- What is being asked -
Each line of the records that includes "values" should be found and copied.

- Provided information -
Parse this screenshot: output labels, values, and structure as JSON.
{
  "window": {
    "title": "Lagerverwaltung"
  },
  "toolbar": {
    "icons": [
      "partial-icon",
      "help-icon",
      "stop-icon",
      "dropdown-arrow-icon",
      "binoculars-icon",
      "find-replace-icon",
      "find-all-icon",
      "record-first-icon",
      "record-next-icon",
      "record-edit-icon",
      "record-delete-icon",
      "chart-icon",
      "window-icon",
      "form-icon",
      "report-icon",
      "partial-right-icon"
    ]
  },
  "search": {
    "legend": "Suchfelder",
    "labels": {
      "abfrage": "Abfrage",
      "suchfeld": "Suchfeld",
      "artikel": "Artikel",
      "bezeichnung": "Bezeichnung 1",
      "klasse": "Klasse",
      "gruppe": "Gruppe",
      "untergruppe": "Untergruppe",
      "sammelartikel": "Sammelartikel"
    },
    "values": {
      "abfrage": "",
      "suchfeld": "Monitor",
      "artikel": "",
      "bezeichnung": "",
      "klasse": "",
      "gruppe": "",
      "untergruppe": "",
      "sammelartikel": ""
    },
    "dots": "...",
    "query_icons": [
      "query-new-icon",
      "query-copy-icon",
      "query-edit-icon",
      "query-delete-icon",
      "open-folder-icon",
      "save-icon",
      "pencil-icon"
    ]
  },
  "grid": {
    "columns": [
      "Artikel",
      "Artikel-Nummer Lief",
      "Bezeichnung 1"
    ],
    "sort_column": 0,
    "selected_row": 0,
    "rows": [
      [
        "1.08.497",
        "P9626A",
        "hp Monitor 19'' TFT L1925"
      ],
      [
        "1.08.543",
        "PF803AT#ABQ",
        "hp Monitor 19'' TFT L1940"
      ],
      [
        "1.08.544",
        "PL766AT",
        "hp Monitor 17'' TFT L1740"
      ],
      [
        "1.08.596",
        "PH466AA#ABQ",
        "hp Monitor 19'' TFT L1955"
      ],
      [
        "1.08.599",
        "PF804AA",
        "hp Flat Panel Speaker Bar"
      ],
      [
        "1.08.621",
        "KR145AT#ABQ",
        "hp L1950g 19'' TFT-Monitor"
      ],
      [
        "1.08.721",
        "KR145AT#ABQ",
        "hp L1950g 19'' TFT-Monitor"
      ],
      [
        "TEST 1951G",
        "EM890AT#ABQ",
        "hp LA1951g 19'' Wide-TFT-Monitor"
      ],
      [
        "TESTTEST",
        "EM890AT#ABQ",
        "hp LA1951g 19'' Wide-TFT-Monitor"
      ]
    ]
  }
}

- Written answer -
Parse this screenshot: output labels, values, and structure as JSON.
    "values": {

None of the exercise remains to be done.